I encourage my patients to go home and reexamine my web page after the consult as it will make more sense after our discussions. They leave the office with an estimate of their surgical and anesthesia fees and other pertinent material.
In summary, the initial consult is the first day of the rest of your cosmetic life and should be an equal exchange of information between the surgeon and the patient. It should set the stage for the prospective procedures and the patient should leave with adequate information to consider having surgery. Rarely do patients return for surgery after a single consult and in my office we have a pre op appointment to go over everything one more time. This includes further explanation of surgery and recovery as well as the usual paperwork such as informed consent, medical forms and prescriptions.
The best patients are those whom have a firm understanding of their diagnosis, treatment and recovery. Elective cosmetic facial surgery can positively change a patient’s life in many ways and a cooperative and informed patient can make the surgeon’s job easier. Finally, the initial consult gives both parties a chance to “feel each other out”. If the patient does not get the “warm and fuzzies” from the surgeon and office they may want to seek alternate opinions. If the surgeon does not feel comfortable with the patient then they may not be eager to take them on as it has to be a win-win situation on both sides.
For more information about Dr. Niamtu’s consultations see

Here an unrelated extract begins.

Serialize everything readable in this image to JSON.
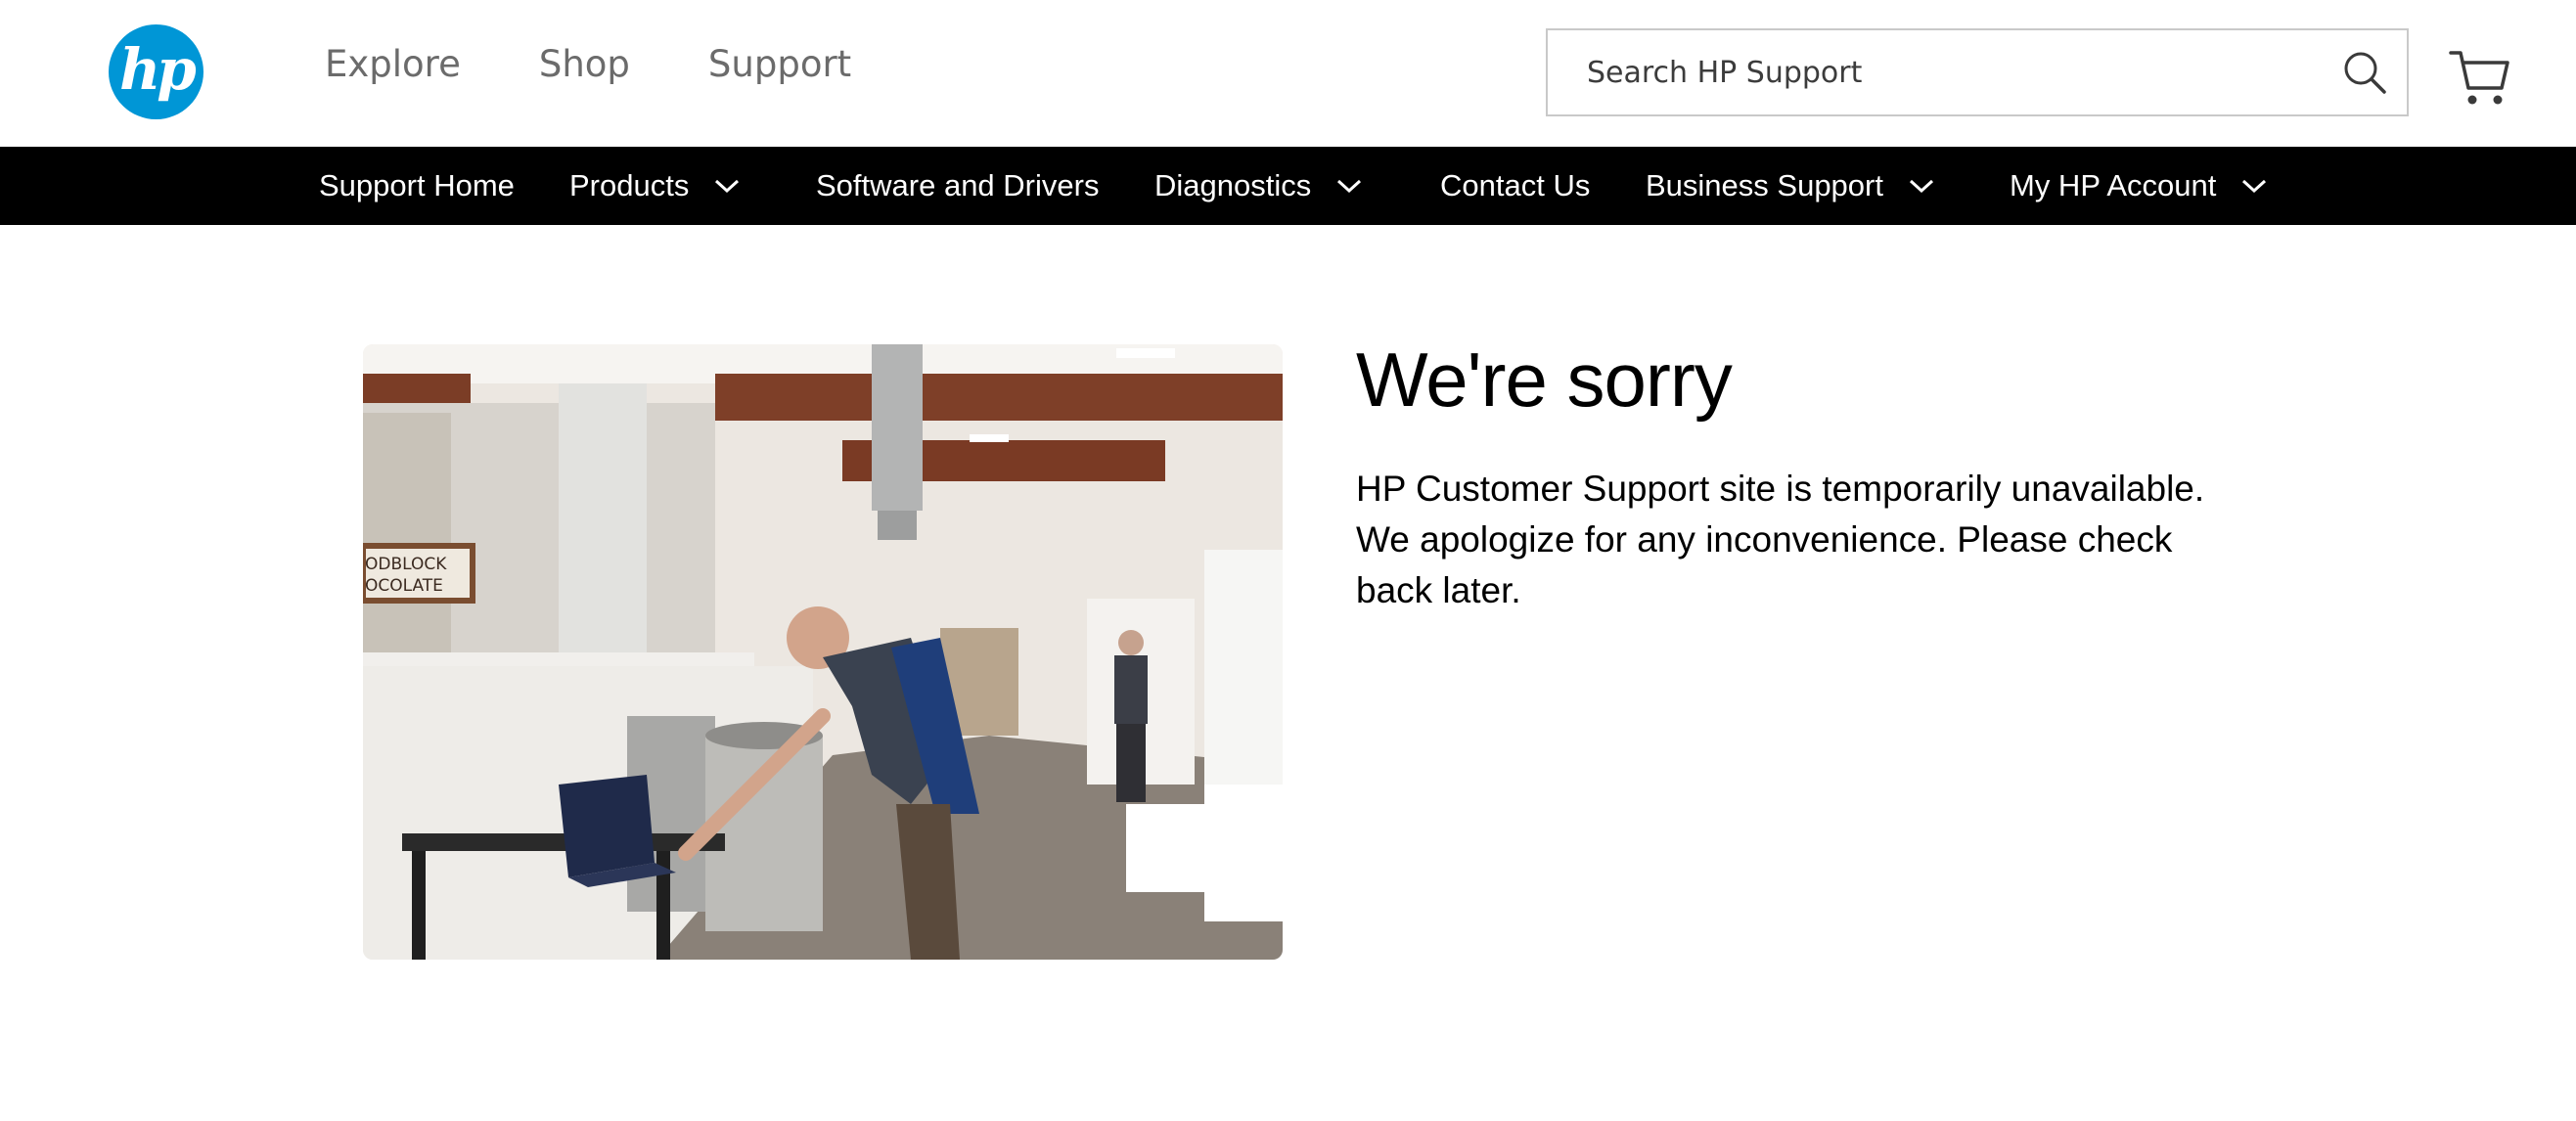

http://www.lovethatface.com/cosmetic_facial_patient_information/consultation.html or for more information about cosmetic facial surgery see
Joe Niamtu, III DMD
Cosmetic Facial Surgery